Determine how many lines in the entries contain the word "label", and give that number with no other text.
=== PROVIDED RECORDS ===
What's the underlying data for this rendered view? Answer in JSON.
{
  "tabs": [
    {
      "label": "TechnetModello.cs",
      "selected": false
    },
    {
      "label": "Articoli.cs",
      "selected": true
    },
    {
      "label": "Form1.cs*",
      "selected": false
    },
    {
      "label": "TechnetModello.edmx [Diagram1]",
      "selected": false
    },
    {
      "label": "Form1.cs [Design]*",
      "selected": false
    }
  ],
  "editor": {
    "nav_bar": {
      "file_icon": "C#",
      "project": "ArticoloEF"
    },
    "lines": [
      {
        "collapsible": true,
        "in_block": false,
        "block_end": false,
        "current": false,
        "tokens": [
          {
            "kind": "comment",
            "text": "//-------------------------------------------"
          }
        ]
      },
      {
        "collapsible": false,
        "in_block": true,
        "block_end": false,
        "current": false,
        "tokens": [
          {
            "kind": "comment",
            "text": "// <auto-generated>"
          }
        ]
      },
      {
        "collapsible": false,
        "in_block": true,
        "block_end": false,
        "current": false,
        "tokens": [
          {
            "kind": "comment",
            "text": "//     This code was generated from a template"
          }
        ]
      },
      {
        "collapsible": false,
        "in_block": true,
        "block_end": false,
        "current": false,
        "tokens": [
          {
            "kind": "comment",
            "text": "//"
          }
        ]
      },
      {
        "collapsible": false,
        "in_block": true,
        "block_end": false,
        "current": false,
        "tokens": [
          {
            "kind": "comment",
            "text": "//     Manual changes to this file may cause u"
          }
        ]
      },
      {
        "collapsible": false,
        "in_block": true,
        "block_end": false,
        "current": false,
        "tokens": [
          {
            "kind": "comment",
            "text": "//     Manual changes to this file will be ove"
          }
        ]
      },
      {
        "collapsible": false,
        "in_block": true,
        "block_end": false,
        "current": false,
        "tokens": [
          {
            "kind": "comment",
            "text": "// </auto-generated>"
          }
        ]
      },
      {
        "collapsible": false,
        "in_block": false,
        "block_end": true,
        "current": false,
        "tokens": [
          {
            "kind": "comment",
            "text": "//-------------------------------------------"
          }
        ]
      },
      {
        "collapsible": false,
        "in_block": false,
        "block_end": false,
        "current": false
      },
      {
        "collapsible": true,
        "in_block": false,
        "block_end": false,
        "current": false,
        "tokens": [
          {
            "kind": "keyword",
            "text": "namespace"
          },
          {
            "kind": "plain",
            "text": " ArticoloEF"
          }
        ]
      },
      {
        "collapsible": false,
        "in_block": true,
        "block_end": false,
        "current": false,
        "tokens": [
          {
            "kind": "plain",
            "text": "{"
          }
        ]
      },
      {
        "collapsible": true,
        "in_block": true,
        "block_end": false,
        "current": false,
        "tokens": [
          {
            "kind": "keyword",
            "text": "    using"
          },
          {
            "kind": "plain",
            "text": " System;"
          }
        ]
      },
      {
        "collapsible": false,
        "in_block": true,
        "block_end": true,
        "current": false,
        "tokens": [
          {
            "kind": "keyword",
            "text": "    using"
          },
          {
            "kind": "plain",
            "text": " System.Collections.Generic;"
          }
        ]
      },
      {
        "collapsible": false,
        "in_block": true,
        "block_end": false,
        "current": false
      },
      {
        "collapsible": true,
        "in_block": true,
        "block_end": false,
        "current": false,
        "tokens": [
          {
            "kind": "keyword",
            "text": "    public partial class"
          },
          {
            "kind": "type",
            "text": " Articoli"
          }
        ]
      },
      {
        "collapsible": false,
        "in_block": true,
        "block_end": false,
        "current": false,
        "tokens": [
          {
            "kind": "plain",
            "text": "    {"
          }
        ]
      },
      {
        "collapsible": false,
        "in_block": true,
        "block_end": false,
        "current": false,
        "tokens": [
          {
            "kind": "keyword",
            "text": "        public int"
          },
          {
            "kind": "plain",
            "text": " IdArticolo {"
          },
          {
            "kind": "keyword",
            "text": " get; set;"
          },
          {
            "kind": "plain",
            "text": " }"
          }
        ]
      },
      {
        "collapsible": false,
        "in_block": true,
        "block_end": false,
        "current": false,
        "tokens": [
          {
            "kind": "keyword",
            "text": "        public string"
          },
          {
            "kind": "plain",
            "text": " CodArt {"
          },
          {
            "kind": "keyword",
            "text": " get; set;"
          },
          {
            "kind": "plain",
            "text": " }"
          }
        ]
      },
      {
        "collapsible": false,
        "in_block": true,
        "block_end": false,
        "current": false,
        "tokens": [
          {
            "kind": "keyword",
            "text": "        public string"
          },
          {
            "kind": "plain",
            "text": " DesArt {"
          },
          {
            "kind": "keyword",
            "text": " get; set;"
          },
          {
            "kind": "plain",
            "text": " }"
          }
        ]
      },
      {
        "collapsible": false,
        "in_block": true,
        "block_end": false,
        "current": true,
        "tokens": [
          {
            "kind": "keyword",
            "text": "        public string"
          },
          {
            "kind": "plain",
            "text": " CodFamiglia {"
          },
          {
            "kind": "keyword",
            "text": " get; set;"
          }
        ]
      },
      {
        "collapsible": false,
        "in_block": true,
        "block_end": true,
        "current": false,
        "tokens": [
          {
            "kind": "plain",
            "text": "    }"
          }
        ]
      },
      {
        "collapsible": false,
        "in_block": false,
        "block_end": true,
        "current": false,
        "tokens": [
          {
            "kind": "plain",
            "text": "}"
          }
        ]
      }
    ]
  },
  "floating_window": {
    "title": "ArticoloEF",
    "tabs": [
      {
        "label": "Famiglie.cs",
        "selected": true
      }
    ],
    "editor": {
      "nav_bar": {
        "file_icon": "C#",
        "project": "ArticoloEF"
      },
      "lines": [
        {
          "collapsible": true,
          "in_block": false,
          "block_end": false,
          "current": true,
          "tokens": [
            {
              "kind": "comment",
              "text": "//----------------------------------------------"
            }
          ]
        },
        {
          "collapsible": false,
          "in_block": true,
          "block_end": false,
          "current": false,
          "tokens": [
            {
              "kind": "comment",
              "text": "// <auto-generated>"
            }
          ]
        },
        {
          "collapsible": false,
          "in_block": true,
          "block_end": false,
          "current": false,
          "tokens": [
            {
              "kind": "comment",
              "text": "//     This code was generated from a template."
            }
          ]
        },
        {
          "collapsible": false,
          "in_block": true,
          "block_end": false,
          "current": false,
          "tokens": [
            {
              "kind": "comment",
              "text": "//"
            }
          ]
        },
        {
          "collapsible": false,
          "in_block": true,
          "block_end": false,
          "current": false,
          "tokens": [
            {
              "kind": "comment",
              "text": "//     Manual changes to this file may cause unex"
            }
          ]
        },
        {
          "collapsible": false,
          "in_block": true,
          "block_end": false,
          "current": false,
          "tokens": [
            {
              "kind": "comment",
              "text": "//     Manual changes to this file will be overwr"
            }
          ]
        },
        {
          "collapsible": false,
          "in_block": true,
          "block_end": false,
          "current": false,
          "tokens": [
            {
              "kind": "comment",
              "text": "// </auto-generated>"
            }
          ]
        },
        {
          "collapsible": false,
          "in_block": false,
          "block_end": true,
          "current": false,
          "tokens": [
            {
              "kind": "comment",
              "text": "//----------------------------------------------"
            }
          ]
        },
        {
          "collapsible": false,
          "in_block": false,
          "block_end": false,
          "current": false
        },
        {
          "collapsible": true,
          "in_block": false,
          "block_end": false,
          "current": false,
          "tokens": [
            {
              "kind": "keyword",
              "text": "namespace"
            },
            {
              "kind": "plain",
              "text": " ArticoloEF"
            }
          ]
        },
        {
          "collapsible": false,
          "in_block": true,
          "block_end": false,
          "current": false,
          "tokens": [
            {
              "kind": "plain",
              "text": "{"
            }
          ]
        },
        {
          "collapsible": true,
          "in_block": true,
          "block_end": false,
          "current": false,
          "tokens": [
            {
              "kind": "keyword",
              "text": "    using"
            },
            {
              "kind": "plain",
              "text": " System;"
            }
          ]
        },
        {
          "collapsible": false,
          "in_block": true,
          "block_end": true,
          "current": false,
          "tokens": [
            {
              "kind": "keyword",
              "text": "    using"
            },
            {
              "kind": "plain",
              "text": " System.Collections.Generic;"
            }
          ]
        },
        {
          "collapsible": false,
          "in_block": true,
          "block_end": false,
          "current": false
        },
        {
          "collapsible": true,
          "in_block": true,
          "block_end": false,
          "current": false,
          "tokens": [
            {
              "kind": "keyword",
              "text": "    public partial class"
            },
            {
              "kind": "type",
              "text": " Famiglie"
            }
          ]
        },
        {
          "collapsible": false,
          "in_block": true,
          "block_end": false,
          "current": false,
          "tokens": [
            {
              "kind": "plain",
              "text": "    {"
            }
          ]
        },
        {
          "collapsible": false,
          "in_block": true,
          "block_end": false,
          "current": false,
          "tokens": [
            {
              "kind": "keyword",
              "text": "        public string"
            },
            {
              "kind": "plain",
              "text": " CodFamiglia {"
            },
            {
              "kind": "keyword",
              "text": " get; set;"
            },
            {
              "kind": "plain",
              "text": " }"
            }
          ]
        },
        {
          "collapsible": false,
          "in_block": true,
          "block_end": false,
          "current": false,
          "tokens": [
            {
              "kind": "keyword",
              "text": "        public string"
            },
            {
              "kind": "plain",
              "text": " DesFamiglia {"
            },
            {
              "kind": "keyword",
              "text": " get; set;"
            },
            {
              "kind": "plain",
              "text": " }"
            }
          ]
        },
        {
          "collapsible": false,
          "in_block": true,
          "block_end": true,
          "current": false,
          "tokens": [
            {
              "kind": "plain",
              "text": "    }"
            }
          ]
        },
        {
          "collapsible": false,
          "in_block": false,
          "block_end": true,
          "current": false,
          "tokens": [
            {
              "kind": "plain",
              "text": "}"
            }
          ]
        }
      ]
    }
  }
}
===
ANSWER BOX → 6